Last week, the Tahlequah City Council took a step that, while largely symbolic, sends an important message to Cherokee Countians of Native ancestry. Finally, after months of discussion, it approved a request to recognize the second Monday of October as Indigenous Peoples Day.
The movement that spurred this action has been years in the making. Although a few may grouse it’s an exercise rooted in the drive to be “politically correct,” it’s actually an attempt to correct historical inaccuracies.
The second Monday in October has long been labeled “Columbus Day” in the U.S., in tribute to the man who purportedly “discovered America.” That’s what our history books from the 1970s and earlier told us, anyway. As it turns out, those history books – written by the white males who dominated society in those days – were quite wrong.
Even those same books that propped up Columbus begrudgingly admitted this land had been inhabited by indigenous peoples before he and his boatloads of Spanish men arrived, seeking lands to conquer on behalf of their king and queen. The same is true of the French, Portugese, Dutch, English and others who ultimately pushed out the natives and took the land for themselves.
In other words, only the most naïve – or bigoted – person could continue to insist Columbus “discovered” America. Some have reworked the claim by saying he “discovered” it as far as Europeans were concerned. But that’s insulting, since it still subtly gives subhuman status to those who were here first. Anyway, it’s likely false, too. More and more evidence has surfaced indicating that, in fact, the Vikings and even a certain “tribe” of Italians – perhaps the Venetians – were here earlier than other Euros.
There’s grumbling in certain circles about how proponents of this action are championing “revisionst” history, of the sort that gives folks like Harriett Tubb newly minted major roles in the anti-slavery movement, or downplays the positive achievements of traditional heroes like Ulysses S. Grant, Thomas Edison, or Christopher Columbus. The “deniers” also view with alarm what they view as the vilification of their heroes.
But forget about political correctness, attempts by liberals to right past wrongs, or furtive plans to create one world government. Forget even trying to assert that neutering Columbus Day is yet another step in the march to take down the white man. According to the U.S. government during the Ellis Island days, Italians weren’t even white.
What should be important to all of us is the truth, no matter whom it makes look bad, and no matter what segment of society has to take a critical look at itself in the aftermath. The truth is, Columbus did not discover America. He came here to conquer it, and he and others came bearing the gifts of diseases that wiped out huge segments of the native population. That means he doesn’t deserve to have his own federal holiday.
The City Council’s action doesn’t strip the status from that day, nor does it – or can it – force recognition of Indigenous Peoples Day upon any business or other institution that chooses to pay homage to Columbus instead.
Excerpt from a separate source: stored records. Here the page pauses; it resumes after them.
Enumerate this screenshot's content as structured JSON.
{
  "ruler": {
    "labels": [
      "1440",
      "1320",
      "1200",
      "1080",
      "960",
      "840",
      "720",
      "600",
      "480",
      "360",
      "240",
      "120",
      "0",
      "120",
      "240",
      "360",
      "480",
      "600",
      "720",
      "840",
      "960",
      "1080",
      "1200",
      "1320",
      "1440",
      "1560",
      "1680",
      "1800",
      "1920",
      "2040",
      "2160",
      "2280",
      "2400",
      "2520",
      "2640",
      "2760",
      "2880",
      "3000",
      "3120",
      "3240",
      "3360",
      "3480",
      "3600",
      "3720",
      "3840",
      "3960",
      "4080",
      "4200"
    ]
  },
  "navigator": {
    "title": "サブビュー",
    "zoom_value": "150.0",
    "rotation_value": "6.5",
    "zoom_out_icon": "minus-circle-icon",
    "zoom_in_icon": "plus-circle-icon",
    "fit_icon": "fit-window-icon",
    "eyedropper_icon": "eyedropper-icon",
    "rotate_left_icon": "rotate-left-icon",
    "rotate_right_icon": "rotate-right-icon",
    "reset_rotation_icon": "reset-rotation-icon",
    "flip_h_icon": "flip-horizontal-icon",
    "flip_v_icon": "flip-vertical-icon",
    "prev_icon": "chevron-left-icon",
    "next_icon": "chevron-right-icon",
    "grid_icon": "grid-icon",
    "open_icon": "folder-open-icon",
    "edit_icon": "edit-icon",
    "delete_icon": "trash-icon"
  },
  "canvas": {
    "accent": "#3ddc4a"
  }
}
But it makes a powerful and long-awaited statement about justice in this country, and shines a spotlight on who really did “discover” the landmass. And Mayor Jason Nichols and the four councilors should be commended.
And for those still bitter over this unfolding trend, here’s another truth to absorb: Many people, of whatever race, just view the second Monday in October as another paid vacation day. It’s doubtful this change will alter anything in that regard.